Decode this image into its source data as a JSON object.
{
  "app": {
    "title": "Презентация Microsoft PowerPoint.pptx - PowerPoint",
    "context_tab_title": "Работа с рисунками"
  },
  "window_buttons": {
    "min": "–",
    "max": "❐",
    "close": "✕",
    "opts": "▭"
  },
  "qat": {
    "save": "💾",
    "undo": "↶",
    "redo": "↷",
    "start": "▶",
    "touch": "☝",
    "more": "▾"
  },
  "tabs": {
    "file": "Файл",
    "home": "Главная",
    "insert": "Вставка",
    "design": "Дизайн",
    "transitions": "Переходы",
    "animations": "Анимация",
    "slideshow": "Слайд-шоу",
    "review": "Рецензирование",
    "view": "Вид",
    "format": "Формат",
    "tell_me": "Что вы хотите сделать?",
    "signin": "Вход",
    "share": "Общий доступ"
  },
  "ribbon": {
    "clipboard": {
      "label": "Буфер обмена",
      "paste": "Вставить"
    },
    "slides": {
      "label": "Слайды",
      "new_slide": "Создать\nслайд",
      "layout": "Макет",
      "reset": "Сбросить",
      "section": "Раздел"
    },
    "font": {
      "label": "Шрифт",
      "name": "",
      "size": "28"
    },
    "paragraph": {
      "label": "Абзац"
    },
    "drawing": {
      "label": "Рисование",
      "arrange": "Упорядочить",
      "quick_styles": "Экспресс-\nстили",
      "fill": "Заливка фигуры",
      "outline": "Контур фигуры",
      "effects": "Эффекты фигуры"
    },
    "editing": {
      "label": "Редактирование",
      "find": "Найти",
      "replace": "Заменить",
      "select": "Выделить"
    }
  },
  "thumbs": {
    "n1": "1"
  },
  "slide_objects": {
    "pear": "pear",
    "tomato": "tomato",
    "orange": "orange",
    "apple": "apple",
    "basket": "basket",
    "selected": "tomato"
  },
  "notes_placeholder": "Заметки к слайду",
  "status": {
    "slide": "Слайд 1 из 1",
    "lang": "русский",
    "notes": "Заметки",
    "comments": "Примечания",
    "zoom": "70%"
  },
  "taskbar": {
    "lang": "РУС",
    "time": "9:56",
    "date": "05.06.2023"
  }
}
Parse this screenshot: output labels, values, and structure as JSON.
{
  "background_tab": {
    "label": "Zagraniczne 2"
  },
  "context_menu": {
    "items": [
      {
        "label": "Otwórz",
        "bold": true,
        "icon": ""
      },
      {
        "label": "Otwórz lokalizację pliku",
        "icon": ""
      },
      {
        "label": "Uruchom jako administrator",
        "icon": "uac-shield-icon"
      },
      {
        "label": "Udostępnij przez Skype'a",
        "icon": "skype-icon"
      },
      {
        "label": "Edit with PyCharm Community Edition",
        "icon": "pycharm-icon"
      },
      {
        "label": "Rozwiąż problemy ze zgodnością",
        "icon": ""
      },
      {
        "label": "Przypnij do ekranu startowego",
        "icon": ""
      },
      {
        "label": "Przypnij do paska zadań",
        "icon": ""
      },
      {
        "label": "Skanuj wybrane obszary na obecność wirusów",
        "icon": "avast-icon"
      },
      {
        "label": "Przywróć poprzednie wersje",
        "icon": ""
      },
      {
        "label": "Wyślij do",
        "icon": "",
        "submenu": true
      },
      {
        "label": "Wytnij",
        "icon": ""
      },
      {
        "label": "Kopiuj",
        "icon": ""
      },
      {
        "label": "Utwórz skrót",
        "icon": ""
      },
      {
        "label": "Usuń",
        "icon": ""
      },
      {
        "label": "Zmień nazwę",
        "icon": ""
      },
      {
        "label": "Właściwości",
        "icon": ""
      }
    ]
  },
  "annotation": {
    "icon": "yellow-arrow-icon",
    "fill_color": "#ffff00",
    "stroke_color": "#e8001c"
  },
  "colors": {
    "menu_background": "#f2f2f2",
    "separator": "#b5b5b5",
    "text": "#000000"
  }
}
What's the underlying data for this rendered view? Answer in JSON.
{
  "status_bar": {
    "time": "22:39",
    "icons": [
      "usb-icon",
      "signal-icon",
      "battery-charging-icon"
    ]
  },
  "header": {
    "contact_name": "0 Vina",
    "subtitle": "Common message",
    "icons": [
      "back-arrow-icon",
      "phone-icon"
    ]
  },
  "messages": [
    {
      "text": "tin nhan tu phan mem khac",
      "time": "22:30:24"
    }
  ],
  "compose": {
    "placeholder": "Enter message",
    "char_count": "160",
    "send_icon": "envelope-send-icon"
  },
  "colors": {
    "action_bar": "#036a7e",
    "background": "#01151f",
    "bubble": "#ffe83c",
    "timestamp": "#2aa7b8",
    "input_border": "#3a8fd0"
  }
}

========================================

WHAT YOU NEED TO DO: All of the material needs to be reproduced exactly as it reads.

OUTPUT:
Decode this image into its source data as a JSON object.
{
  "app": {
    "title": "Презентация Microsoft PowerPoint.pptx - PowerPoint",
    "context_tab_title": "Работа с рисунками"
  },
  "window_buttons": {
    "min": "–",
    "max": "❐",
    "close": "✕",
    "opts": "▭"
  },
  "qat": {
    "save": "💾",
    "undo": "↶",
    "redo": "↷",
    "start": "▶",
    "touch": "☝",
    "more": "▾"
  },
  "tabs": {
    "file": "Файл",
    "home": "Главная",
    "insert": "Вставка",
    "design": "Дизайн",
    "transitions": "Переходы",
    "animations": "Анимация",
    "slideshow": "Слайд-шоу",
    "review": "Рецензирование",
    "view": "Вид",
    "format": "Формат",
    "tell_me": "Что вы хотите сделать?",
    "signin": "Вход",
    "share": "Общий доступ"
  },
  "ribbon": {
    "clipboard": {
      "label": "Буфер обмена",
      "paste": "Вставить"
    },
    "slides": {
      "label": "Слайды",
      "new_slide": "Создать\nслайд",
      "layout": "Макет",
      "reset": "Сбросить",
      "section": "Раздел"
    },
    "font": {
      "label": "Шрифт",
      "name": "",
      "size": "28"
    },
    "paragraph": {
      "label": "Абзац"
    },
    "drawing": {
      "label": "Рисование",
      "arrange": "Упорядочить",
      "quick_styles": "Экспресс-\nстили",
      "fill": "Заливка фигуры",
      "outline": "Контур фигуры",
      "effects": "Эффекты фигуры"
    },
    "editing": {
      "label": "Редактирование",
      "find": "Найти",
      "replace": "Заменить",
      "select": "Выделить"
    }
  },
  "thumbs": {
    "n1": "1"
  },
  "slide_objects": {
    "pear": "pear",
    "tomato": "tomato",
    "orange": "orange",
    "apple": "apple",
    "basket": "basket",
    "selected": "tomato"
  },
  "notes_placeholder": "Заметки к слайду",
  "status": {
    "slide": "Слайд 1 из 1",
    "lang": "русский",
    "notes": "Заметки",
    "comments": "Примечания",
    "zoom": "70%"
  },
  "taskbar": {
    "lang": "РУС",
    "time": "9:56",
    "date": "05.06.2023"
  }
}
Parse this screenshot: output labels, values, and structure as JSON.
{
  "background_tab": {
    "label": "Zagraniczne 2"
  },
  "context_menu": {
    "items": [
      {
        "label": "Otwórz",
        "bold": true,
        "icon": ""
      },
      {
        "label": "Otwórz lokalizację pliku",
        "icon": ""
      },
      {
        "label": "Uruchom jako administrator",
        "icon": "uac-shield-icon"
      },
      {
        "label": "Udostępnij przez Skype'a",
        "icon": "skype-icon"
      },
      {
        "label": "Edit with PyCharm Community Edition",
        "icon": "pycharm-icon"
      },
      {
        "label": "Rozwiąż problemy ze zgodnością",
        "icon": ""
      },
      {
        "label": "Przypnij do ekranu startowego",
        "icon": ""
      },
      {
        "label": "Przypnij do paska zadań",
        "icon": ""
      },
      {
        "label": "Skanuj wybrane obszary na obecność wirusów",
        "icon": "avast-icon"
      },
      {
        "label": "Przywróć poprzednie wersje",
        "icon": ""
      },
      {
        "label": "Wyślij do",
        "icon": "",
        "submenu": true
      },
      {
        "label": "Wytnij",
        "icon": ""
      },
      {
        "label": "Kopiuj",
        "icon": ""
      },
      {
        "label": "Utwórz skrót",
        "icon": ""
      },
      {
        "label": "Usuń",
        "icon": ""
      },
      {
        "label": "Zmień nazwę",
        "icon": ""
      },
      {
        "label": "Właściwości",
        "icon": ""
      }
    ]
  },
  "annotation": {
    "icon": "yellow-arrow-icon",
    "fill_color": "#ffff00",
    "stroke_color": "#e8001c"
  },
  "colors": {
    "menu_background": "#f2f2f2",
    "separator": "#b5b5b5",
    "text": "#000000"
  }
}
What's the underlying data for this rendered view? Answer in JSON.
{
  "status_bar": {
    "time": "22:39",
    "icons": [
      "usb-icon",
      "signal-icon",
      "battery-charging-icon"
    ]
  },
  "header": {
    "contact_name": "0 Vina",
    "subtitle": "Common message",
    "icons": [
      "back-arrow-icon",
      "phone-icon"
    ]
  },
  "messages": [
    {
      "text": "tin nhan tu phan mem khac",
      "time": "22:30:24"
    }
  ],
  "compose": {
    "placeholder": "Enter message",
    "char_count": "160",
    "send_icon": "envelope-send-icon"
  },
  "colors": {
    "action_bar": "#036a7e",
    "background": "#01151f",
    "bubble": "#ffe83c",
    "timestamp": "#2aa7b8",
    "input_border": "#3a8fd0"
  }
}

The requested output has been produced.